■ Exercise directions
Go over the records and copy every line with the string "name".

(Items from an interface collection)
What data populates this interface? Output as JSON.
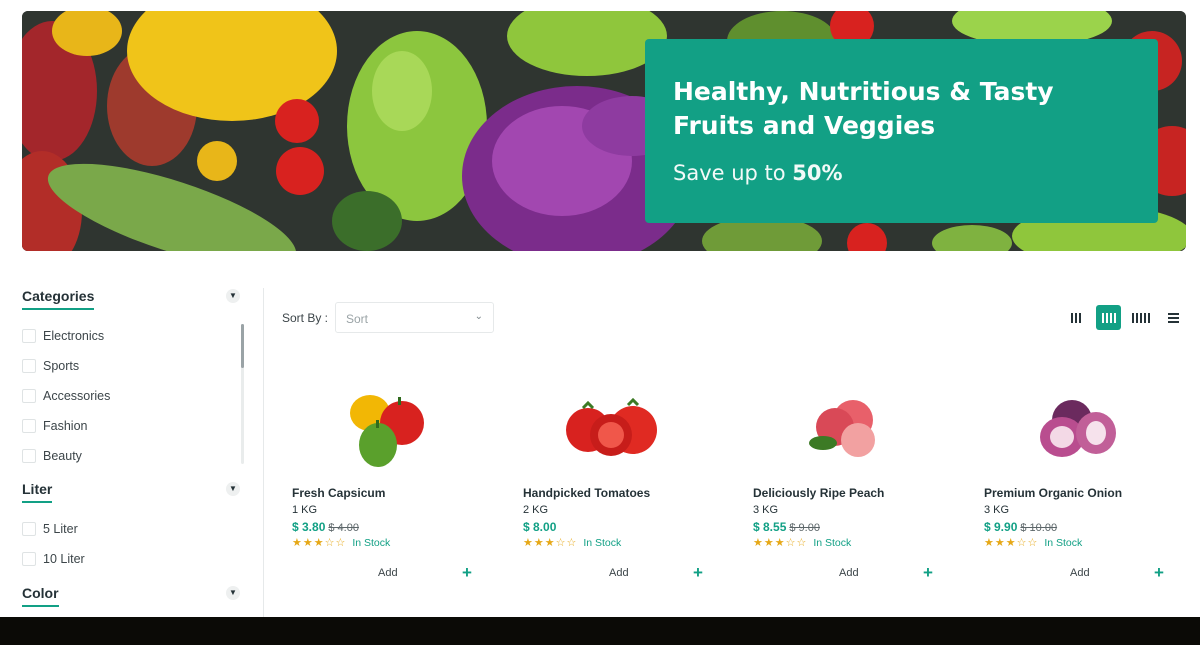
{
  "hero": {
    "title": "Healthy, Nutritious & Tasty Fruits and Veggies",
    "subtitle_prefix": "Save up to ",
    "subtitle_highlight": "50%",
    "accent_color": "#12a085"
  },
  "filters": {
    "categories": {
      "title": "Categories",
      "items": [
        "Electronics",
        "Sports",
        "Accessories",
        "Fashion",
        "Beauty"
      ]
    },
    "liter": {
      "title": "Liter",
      "items": [
        "5 Liter",
        "10 Liter"
      ]
    },
    "color": {
      "title": "Color"
    }
  },
  "toolbar": {
    "sort_label": "Sort By :",
    "sort_placeholder": "Sort",
    "view_modes": [
      "grid-3-icon",
      "grid-4-icon",
      "grid-5-icon",
      "list-icon"
    ],
    "active_view": "grid-4-icon"
  },
  "products": [
    {
      "name": "Fresh Capsicum",
      "weight": "1 KG",
      "price": "$ 3.80",
      "old_price": "$ 4.00",
      "rating": 3,
      "stock": "In Stock",
      "add": "Add"
    },
    {
      "name": "Handpicked Tomatoes",
      "weight": "2 KG",
      "price": "$ 8.00",
      "old_price": "",
      "rating": 3,
      "stock": "In Stock",
      "add": "Add"
    },
    {
      "name": "Deliciously Ripe Peach",
      "weight": "3 KG",
      "price": "$ 8.55",
      "old_price": "$ 9.00",
      "rating": 3,
      "stock": "In Stock",
      "add": "Add"
    },
    {
      "name": "Premium Organic Onion",
      "weight": "3 KG",
      "price": "$ 9.90",
      "old_price": "$ 10.00",
      "rating": 3,
      "stock": "In Stock",
      "add": "Add"
    }
  ],
  "icons": {
    "add": "plus-icon",
    "star": "star-icon",
    "chevron": "chevron-down-icon"
  }
}
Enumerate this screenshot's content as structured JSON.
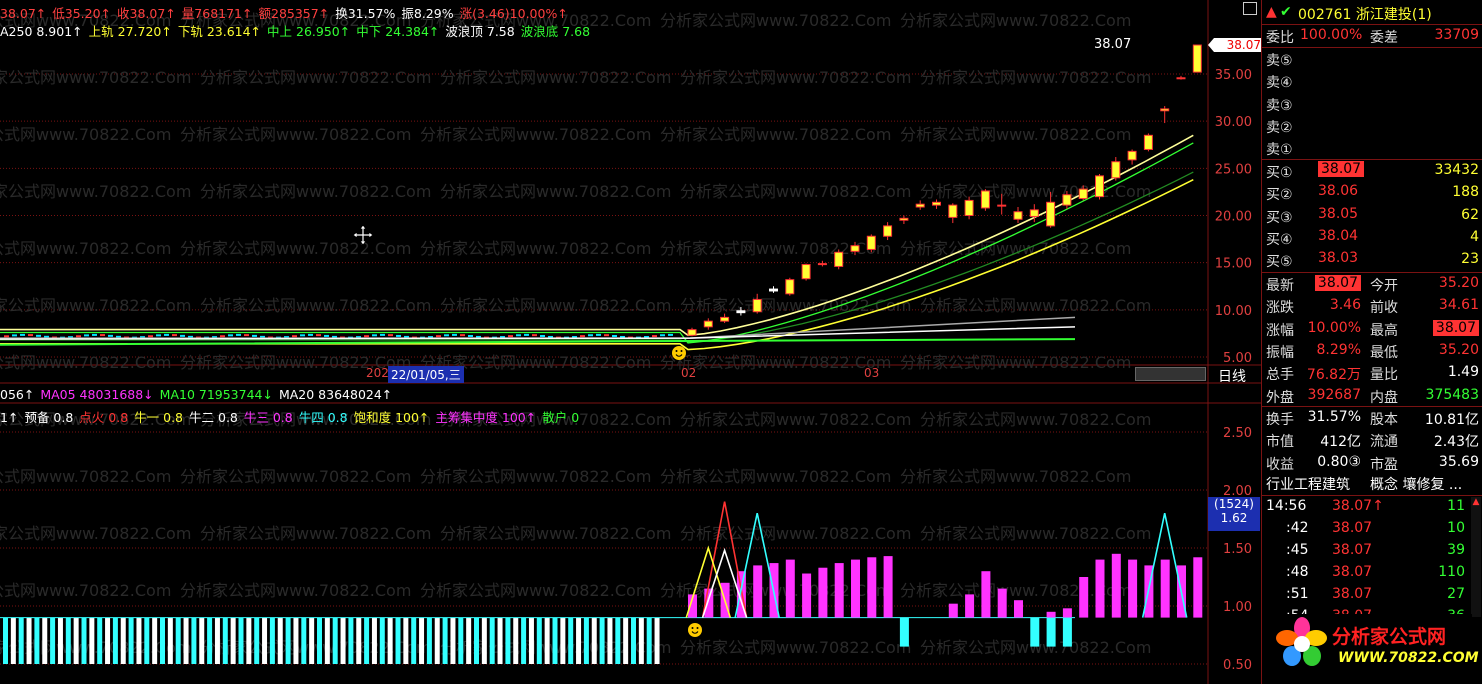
{
  "colors": {
    "up": "#ff3333",
    "down": "#00e5ff",
    "gridRed": "#7a1212",
    "yellow": "#ffff33",
    "green": "#33ff33",
    "magenta": "#ff33ff",
    "white": "#ffffff",
    "cyan": "#33ffff"
  },
  "header": {
    "line1": [
      {
        "t": "38.07↑",
        "c": "#ff4040"
      },
      {
        "t": "低35.20↑",
        "c": "#ff4040"
      },
      {
        "t": "收38.07↑",
        "c": "#ff4040"
      },
      {
        "t": "量768171↑",
        "c": "#ff4040"
      },
      {
        "t": "额285357↑",
        "c": "#ff4040"
      },
      {
        "t": "换31.57%",
        "c": "#ffffff"
      },
      {
        "t": "振8.29%",
        "c": "#ffffff"
      },
      {
        "t": "涨(3.46)10.00%↑",
        "c": "#ff4040"
      }
    ],
    "line2": [
      {
        "t": "A250 8.901↑",
        "c": "#ffffff"
      },
      {
        "t": "上轨 27.720↑",
        "c": "#ffff33"
      },
      {
        "t": "下轨 23.614↑",
        "c": "#ffff33"
      },
      {
        "t": "中上 26.950↑",
        "c": "#33ff33"
      },
      {
        "t": "中下 24.384↑",
        "c": "#33ff33"
      },
      {
        "t": "波浪顶 7.58",
        "c": "#ffffff"
      },
      {
        "t": "波浪底 7.68",
        "c": "#33ff33"
      }
    ],
    "vol_line": [
      {
        "t": "056↑",
        "c": "#ffffff"
      },
      {
        "t": "MA05 48031688↓",
        "c": "#ff33ff"
      },
      {
        "t": "MA10 71953744↓",
        "c": "#33ff33"
      },
      {
        "t": "MA20 83648024↑",
        "c": "#ffffff"
      }
    ],
    "ind_line": [
      {
        "t": "1↑",
        "c": "#ffffff"
      },
      {
        "t": "预备 0.8",
        "c": "#ffffff"
      },
      {
        "t": "点火 0.8",
        "c": "#ff3333"
      },
      {
        "t": "牛一 0.8",
        "c": "#ffff33"
      },
      {
        "t": "牛二 0.8",
        "c": "#ffffff"
      },
      {
        "t": "牛三 0.8",
        "c": "#ff33ff"
      },
      {
        "t": "牛四 0.8",
        "c": "#33ffff"
      },
      {
        "t": "饱和度 100↑",
        "c": "#ffff33"
      },
      {
        "t": "主筹集中度 100↑",
        "c": "#ff33ff"
      },
      {
        "t": "散户 0",
        "c": "#33ff33"
      }
    ]
  },
  "price_axis": [
    "35.00",
    "30.00",
    "25.00",
    "20.00",
    "15.00",
    "10.00",
    "5.00"
  ],
  "price_axis_values": [
    35,
    30,
    25,
    20,
    15,
    10,
    5
  ],
  "price_flag": "38.07",
  "high_label": "38.07",
  "ind_axis": [
    "2.50",
    "2.00",
    "1.50",
    "1.00",
    "0.50"
  ],
  "ind_axis_values": [
    2.5,
    2.0,
    1.5,
    1.0,
    0.5
  ],
  "ind_flag": {
    "count": "(1524)",
    "value": "1.62"
  },
  "date_bar": {
    "cursor_date": "22/01/05,三",
    "left_stub": "2022",
    "label_02": "02",
    "label_03": "03",
    "period": "日线"
  },
  "watermark": "分析家公式网www.70822.Com",
  "chart_data": {
    "type": "candlestick",
    "ylim": [
      5,
      38
    ],
    "flat_count": 84,
    "flat_price": 7.2,
    "candles": [
      {
        "o": 7.3,
        "c": 7.9,
        "h": 8.1,
        "l": 7.2
      },
      {
        "o": 8.2,
        "c": 8.8,
        "h": 9.1,
        "l": 7.9
      },
      {
        "o": 8.8,
        "c": 9.2,
        "h": 9.6,
        "l": 8.6
      },
      {
        "o": 9.9,
        "c": 9.7,
        "h": 10.3,
        "l": 9.4
      },
      {
        "o": 9.8,
        "c": 11.1,
        "h": 11.7,
        "l": 9.6
      },
      {
        "o": 12.2,
        "c": 12.0,
        "h": 12.5,
        "l": 11.8
      },
      {
        "o": 11.7,
        "c": 13.2,
        "h": 13.4,
        "l": 11.5
      },
      {
        "o": 13.3,
        "c": 14.8,
        "h": 14.9,
        "l": 13.1
      },
      {
        "o": 14.9,
        "c": 14.9,
        "h": 15.2,
        "l": 14.6
      },
      {
        "o": 14.6,
        "c": 16.1,
        "h": 16.4,
        "l": 14.3
      },
      {
        "o": 16.2,
        "c": 16.8,
        "h": 17.2,
        "l": 15.8
      },
      {
        "o": 16.4,
        "c": 17.8,
        "h": 18.0,
        "l": 16.1
      },
      {
        "o": 17.8,
        "c": 18.9,
        "h": 19.3,
        "l": 17.4
      },
      {
        "o": 19.5,
        "c": 19.7,
        "h": 20.0,
        "l": 19.1
      },
      {
        "o": 20.9,
        "c": 21.2,
        "h": 21.6,
        "l": 20.6
      },
      {
        "o": 21.1,
        "c": 21.4,
        "h": 21.7,
        "l": 20.7
      },
      {
        "o": 19.8,
        "c": 21.1,
        "h": 21.3,
        "l": 19.2
      },
      {
        "o": 20.0,
        "c": 21.6,
        "h": 22.0,
        "l": 19.6
      },
      {
        "o": 20.8,
        "c": 22.6,
        "h": 22.8,
        "l": 20.5
      },
      {
        "o": 21.1,
        "c": 21.1,
        "h": 22.3,
        "l": 20.1
      },
      {
        "o": 19.6,
        "c": 20.4,
        "h": 20.9,
        "l": 19.2
      },
      {
        "o": 19.9,
        "c": 20.6,
        "h": 21.2,
        "l": 19.3
      },
      {
        "o": 18.9,
        "c": 21.4,
        "h": 22.5,
        "l": 18.7
      },
      {
        "o": 21.1,
        "c": 22.2,
        "h": 22.6,
        "l": 20.7
      },
      {
        "o": 21.8,
        "c": 22.8,
        "h": 23.2,
        "l": 21.6
      },
      {
        "o": 22.0,
        "c": 24.2,
        "h": 24.4,
        "l": 21.7
      },
      {
        "o": 24.0,
        "c": 25.7,
        "h": 26.2,
        "l": 23.7
      },
      {
        "o": 25.9,
        "c": 26.8,
        "h": 27.0,
        "l": 25.4
      },
      {
        "o": 27.0,
        "c": 28.5,
        "h": 28.7,
        "l": 26.8
      },
      {
        "o": 31.1,
        "c": 31.3,
        "h": 31.6,
        "l": 29.8
      },
      {
        "o": 34.6,
        "c": 34.6,
        "h": 34.8,
        "l": 34.4
      },
      {
        "o": 35.2,
        "c": 38.07,
        "h": 38.07,
        "l": 35.2
      }
    ],
    "osc_flat_count": 84,
    "osc_bars": [
      0.2,
      0.25,
      0.3,
      0.4,
      0.45,
      0.47,
      0.5,
      0.38,
      0.43,
      0.47,
      0.5,
      0.52,
      0.53,
      0.0,
      0.0,
      0.0,
      0.12,
      0.2,
      0.4,
      0.25,
      0.15,
      0.0,
      0.05,
      0.08,
      0.35,
      0.5,
      0.55,
      0.5,
      0.45,
      0.5,
      0.45,
      0.52
    ],
    "osc_neg": [
      0,
      0,
      0,
      0,
      0,
      0,
      0,
      0,
      0,
      0,
      0,
      0,
      0,
      -0.25,
      0,
      0,
      0,
      0,
      0,
      0,
      0,
      -0.25,
      -0.25,
      -0.25,
      0,
      0,
      0,
      0,
      0,
      0,
      0,
      0
    ],
    "spikes": [
      {
        "at": 2,
        "value": 1.9,
        "color": "#ff3333"
      },
      {
        "at": 4,
        "value": 1.8,
        "color": "#33ffff"
      },
      {
        "at": 1,
        "value": 1.5,
        "color": "#ffff33"
      },
      {
        "at": 2,
        "value": 1.48,
        "color": "#ffffff"
      },
      {
        "at": 29,
        "value": 1.8,
        "color": "#33ffff"
      }
    ]
  },
  "side": {
    "title": "002761 浙江建投(1)",
    "weibi_label": "委比",
    "weibi": "100.00%",
    "weicha_label": "委差",
    "weicha": "33709",
    "asks": [
      {
        "l": "卖⑤"
      },
      {
        "l": "卖④"
      },
      {
        "l": "卖③"
      },
      {
        "l": "卖②"
      },
      {
        "l": "卖①"
      }
    ],
    "bids": [
      {
        "l": "买①",
        "p": "38.07",
        "v": "33432"
      },
      {
        "l": "买②",
        "p": "38.06",
        "v": "188"
      },
      {
        "l": "买③",
        "p": "38.05",
        "v": "62"
      },
      {
        "l": "买④",
        "p": "38.04",
        "v": "4"
      },
      {
        "l": "买⑤",
        "p": "38.03",
        "v": "23"
      }
    ],
    "quote": [
      {
        "l1": "最新",
        "v1": "38.07",
        "l2": "今开",
        "v2": "35.20",
        "box1": true,
        "box2": false
      },
      {
        "l1": "涨跌",
        "v1": "3.46",
        "l2": "前收",
        "v2": "34.61",
        "box1": false,
        "box2": false
      },
      {
        "l1": "涨幅",
        "v1": "10.00%",
        "l2": "最高",
        "v2": "38.07",
        "box1": false,
        "box2": true
      },
      {
        "l1": "振幅",
        "v1": "8.29%",
        "l2": "最低",
        "v2": "35.20",
        "box1": false,
        "box2": false
      },
      {
        "l1": "总手",
        "v1": "76.82万",
        "l2": "量比",
        "v2": "1.49",
        "box1": false,
        "box2": false
      },
      {
        "l1": "外盘",
        "v1": "392687",
        "l2": "内盘",
        "v2": "375483",
        "box1": false,
        "box2": false
      }
    ],
    "stats": [
      {
        "l1": "换手",
        "v1": "31.57%",
        "l2": "股本",
        "v2": "10.81亿"
      },
      {
        "l1": "市值",
        "v1": "412亿",
        "l2": "流通",
        "v2": "2.43亿"
      },
      {
        "l1": "收益",
        "v1": "0.80③",
        "l2": "市盈",
        "v2": "35.69"
      }
    ],
    "industry": "行业工程建筑",
    "concept": "概念 壤修复 ...",
    "ticks": [
      {
        "t": "14:56",
        "p": "38.07↑",
        "v": "11"
      },
      {
        "t": ":42",
        "p": "38.07",
        "v": "10"
      },
      {
        "t": ":45",
        "p": "38.07",
        "v": "39"
      },
      {
        "t": ":48",
        "p": "38.07",
        "v": "110"
      },
      {
        "t": ":51",
        "p": "38.07",
        "v": "27"
      },
      {
        "t": ":54",
        "p": "38.07",
        "v": "36"
      }
    ]
  },
  "logo": {
    "name": "分析家公式网",
    "url": "WWW.70822.COM"
  }
}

■ Result of this exercise
      "name": "Fresh Capsicum",
      "name": "Handpicked Tomatoes",
      "name": "Deliciously Ripe Peach",
      "name": "Premium Organic Onion",
    "name": "分析家公式网",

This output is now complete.